Extract, from the records beneath this instruction, each line that contains the word "header".
======== RECORDS FOR THIS TASK
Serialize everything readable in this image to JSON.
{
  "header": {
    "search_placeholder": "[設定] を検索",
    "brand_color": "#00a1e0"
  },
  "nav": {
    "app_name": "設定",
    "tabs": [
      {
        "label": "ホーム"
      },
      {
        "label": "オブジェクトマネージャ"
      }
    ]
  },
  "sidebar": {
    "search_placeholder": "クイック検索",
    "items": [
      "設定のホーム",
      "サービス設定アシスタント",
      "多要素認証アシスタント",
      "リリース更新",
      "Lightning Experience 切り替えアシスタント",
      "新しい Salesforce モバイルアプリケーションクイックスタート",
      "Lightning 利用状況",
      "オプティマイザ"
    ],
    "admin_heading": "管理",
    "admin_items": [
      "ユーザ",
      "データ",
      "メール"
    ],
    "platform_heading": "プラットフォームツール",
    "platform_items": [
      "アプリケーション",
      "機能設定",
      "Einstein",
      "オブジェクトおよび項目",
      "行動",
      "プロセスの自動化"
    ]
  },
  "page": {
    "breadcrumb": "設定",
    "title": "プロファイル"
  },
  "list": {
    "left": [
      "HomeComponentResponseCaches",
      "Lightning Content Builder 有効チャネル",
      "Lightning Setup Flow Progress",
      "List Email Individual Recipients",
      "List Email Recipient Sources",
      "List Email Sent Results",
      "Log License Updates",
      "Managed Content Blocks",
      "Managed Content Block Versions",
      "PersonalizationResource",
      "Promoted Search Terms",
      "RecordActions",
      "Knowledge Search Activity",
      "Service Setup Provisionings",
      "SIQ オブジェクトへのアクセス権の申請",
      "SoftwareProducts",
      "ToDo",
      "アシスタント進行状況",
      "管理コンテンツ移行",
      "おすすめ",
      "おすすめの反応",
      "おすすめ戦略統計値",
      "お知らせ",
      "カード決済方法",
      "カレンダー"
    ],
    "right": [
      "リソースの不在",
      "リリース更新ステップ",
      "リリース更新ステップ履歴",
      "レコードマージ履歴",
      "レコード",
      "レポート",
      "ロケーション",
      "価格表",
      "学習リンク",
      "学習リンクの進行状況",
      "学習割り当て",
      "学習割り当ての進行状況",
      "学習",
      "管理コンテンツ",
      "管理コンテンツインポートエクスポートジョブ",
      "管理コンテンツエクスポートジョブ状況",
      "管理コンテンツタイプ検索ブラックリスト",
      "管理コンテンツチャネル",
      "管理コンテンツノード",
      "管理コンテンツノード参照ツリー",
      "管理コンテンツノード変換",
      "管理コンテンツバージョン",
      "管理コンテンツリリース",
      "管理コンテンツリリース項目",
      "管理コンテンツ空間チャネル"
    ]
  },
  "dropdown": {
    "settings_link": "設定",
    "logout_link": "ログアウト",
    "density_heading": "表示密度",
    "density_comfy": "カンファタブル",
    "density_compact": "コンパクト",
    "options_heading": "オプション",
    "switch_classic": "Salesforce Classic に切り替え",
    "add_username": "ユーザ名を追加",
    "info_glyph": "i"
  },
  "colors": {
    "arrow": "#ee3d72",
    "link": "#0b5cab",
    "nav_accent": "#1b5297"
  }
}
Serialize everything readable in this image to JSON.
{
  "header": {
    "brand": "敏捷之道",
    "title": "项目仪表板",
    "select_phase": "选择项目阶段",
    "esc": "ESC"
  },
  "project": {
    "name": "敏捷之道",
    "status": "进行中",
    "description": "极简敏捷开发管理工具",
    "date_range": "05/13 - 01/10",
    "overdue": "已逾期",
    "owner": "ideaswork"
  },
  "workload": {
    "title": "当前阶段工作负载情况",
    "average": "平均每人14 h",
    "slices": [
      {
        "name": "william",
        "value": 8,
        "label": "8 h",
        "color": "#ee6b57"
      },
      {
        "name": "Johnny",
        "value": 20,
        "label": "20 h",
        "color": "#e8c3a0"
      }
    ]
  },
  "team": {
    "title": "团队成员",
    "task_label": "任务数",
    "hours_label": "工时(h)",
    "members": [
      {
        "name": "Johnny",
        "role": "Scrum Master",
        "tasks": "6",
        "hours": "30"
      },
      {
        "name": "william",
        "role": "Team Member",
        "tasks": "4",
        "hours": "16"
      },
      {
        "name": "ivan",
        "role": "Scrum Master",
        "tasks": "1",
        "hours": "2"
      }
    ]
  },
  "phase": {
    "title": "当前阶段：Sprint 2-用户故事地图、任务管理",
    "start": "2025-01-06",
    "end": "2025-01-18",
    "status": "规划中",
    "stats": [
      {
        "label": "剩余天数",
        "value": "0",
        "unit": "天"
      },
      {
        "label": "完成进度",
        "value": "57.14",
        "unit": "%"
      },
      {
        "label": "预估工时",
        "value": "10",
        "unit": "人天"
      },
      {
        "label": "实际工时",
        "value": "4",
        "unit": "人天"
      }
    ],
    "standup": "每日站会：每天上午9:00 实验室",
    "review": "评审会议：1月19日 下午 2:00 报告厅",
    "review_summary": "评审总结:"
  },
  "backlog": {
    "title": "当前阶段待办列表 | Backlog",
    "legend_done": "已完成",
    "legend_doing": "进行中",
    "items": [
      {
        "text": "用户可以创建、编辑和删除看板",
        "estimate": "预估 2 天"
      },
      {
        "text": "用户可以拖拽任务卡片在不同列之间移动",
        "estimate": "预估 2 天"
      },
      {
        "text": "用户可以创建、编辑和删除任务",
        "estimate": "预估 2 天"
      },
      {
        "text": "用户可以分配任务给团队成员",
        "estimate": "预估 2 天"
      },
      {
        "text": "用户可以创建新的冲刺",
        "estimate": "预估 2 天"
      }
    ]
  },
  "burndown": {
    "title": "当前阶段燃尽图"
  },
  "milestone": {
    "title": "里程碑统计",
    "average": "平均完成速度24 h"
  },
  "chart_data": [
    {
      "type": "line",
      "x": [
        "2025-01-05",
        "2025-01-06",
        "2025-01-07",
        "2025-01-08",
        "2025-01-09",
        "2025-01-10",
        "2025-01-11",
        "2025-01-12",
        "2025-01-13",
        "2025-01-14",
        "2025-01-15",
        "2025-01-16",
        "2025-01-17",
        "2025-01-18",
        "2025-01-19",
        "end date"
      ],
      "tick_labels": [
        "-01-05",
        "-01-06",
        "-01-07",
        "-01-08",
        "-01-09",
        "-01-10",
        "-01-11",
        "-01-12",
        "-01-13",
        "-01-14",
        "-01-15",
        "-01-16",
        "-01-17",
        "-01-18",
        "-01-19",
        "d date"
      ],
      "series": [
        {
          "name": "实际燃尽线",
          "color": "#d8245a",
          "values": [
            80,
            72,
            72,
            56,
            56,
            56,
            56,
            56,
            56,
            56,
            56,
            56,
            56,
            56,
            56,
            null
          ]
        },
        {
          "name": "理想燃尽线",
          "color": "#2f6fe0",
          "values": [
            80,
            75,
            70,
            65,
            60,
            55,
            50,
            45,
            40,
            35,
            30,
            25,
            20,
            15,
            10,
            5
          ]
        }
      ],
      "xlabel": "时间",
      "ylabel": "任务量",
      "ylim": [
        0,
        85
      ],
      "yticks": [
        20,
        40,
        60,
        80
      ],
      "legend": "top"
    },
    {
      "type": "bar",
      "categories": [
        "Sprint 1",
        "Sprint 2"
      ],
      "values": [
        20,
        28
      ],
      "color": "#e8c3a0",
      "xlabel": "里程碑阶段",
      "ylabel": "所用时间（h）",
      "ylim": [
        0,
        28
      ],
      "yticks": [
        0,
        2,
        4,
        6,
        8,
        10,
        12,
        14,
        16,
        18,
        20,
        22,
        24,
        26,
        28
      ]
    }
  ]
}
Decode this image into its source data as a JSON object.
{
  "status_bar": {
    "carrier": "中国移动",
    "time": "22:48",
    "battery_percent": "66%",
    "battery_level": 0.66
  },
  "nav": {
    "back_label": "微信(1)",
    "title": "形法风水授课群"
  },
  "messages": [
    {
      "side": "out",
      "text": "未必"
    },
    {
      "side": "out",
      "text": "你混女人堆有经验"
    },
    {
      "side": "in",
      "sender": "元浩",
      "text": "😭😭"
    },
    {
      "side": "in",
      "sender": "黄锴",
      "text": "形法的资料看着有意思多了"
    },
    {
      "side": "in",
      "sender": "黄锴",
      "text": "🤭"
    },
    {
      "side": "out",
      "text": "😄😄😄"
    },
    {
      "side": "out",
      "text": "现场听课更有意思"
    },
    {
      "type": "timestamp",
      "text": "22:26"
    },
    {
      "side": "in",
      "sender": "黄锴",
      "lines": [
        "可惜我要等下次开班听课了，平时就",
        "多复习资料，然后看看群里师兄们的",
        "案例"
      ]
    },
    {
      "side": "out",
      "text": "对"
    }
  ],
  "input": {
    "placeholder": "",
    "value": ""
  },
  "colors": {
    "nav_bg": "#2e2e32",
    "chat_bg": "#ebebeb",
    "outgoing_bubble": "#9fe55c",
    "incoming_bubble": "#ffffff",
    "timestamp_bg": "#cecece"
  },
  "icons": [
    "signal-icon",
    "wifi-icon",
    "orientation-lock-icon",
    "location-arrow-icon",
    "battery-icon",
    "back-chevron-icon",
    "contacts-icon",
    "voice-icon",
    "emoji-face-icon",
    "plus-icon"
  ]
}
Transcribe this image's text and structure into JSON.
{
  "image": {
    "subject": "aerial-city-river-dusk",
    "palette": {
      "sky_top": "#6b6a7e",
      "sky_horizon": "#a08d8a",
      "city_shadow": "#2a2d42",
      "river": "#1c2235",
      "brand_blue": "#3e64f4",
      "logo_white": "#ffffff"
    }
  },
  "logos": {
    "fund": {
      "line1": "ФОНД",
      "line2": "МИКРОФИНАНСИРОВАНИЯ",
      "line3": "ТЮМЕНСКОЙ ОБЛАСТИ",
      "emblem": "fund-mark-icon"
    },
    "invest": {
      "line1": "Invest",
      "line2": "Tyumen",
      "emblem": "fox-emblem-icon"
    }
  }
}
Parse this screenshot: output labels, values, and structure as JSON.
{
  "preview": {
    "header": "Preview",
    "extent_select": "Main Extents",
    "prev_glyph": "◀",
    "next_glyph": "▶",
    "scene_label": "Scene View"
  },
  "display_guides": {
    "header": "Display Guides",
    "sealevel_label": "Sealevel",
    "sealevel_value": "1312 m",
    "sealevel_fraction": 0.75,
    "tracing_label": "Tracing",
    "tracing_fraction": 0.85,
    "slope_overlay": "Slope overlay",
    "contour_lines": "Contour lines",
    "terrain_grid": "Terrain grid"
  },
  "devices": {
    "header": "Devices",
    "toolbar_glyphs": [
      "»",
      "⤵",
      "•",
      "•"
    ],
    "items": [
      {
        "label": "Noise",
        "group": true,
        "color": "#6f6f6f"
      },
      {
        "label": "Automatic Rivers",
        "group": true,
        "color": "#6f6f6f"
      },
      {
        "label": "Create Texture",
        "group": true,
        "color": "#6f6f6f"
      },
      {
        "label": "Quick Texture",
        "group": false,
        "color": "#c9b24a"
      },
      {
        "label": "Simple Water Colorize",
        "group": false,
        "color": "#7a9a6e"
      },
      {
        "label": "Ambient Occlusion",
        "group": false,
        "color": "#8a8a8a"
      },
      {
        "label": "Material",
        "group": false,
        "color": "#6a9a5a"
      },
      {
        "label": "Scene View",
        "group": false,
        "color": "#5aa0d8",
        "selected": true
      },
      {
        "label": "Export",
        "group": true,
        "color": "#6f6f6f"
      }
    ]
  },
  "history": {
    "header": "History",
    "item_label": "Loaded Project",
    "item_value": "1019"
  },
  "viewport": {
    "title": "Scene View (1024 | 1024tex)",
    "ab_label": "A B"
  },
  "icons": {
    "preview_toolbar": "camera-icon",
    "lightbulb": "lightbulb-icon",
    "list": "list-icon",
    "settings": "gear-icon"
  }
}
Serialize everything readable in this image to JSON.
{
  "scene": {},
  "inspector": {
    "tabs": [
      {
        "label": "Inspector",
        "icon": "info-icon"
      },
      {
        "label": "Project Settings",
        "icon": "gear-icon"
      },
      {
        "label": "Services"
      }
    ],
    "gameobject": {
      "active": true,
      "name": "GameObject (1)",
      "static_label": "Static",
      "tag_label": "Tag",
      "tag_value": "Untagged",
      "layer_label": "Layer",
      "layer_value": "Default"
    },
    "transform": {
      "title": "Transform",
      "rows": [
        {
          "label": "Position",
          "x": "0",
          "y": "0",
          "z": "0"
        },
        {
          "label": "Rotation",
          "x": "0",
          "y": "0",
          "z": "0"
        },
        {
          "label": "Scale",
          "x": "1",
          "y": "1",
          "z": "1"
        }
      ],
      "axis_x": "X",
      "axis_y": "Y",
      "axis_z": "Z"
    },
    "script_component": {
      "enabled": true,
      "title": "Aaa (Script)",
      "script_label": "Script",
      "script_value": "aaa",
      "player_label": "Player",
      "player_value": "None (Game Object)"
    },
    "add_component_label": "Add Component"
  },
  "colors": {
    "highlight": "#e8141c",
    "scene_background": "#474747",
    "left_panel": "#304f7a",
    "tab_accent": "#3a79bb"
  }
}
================
** ANSWER BOX **
  "header": {
  "header": {
    "header": "Preview",
    "header": "Display Guides",
    "header": "Devices",
    "header": "History",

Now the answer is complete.